  • Goal: Improve interaction with existing and potential customers.
    Objectives: E-mail marketing lists, online support (live chat), webinars, and content designed to give your visitor a reason to come back.
  • Goal: Build your brand.
    Objectives: Active social media program, promotions, reputation management.

The objectives shown above are examples; you could write completely different objectives to achieve the same goals.

Nor are they exclusive. For instance, while we mentioned “establishing trust” under “Becoming an authoritative source,” establishing trust is also a key issue to increasing sales.

More On KPI’s

it’s important to steer clear of using “vanity metrics” as KPIs.

A vanity metric is anything that makes you feel good about your site’s progress, without telling you anything important about your business.

Do you want an example of KPI? Take a look at the difference between vanity metrics and actionable metrics in the following chart.

Vanity Metrics Actionable Metrics website kpis

While the metrics on the left, like pageviews and social media “likes” can help you gauge overall impressions, they don’t tell you much about how your digital marketing efforts are impacting your company’s goals.

After all, your business is trying to generate revenue — not just attract traffic.

Unfortunately, focusing on these metrics is a common mistake. Many business owners spend their time measuring metrics like overall traffic, social shares, and rankings.
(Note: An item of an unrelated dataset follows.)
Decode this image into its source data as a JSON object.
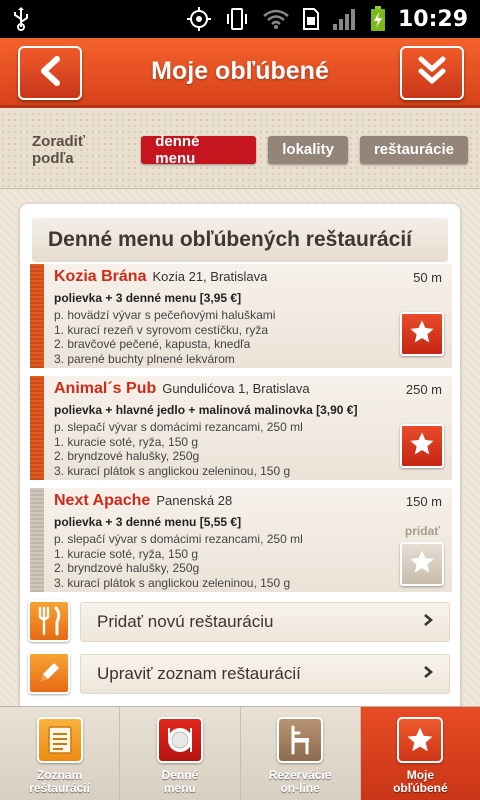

Just because a metric is popular doesn’t mean that they’re the most effective.

In fact, as the chart above shows, the most successful marketers (with 10,000+ page views per month) use more advanced metrics like subscriptions, leads, comments, sales influence, and individual impact to measure their success.

These metrics give more insight into engagement and purchase behavior, so they’re much better suited to driving business results.

To be clear, there’s nothing wrong with keeping an eye on data points that aren’t directly related to your main objectives. Monitoring data points like these can still give you a general idea of what’s happening on your site.

But site visits, Google rankings, and tweets don’t necessarily translate into sales — so they shouldn’t be your main priorities.

The bottom line is that if you’re going to spend time measuring metrics, they should be metrics that matter.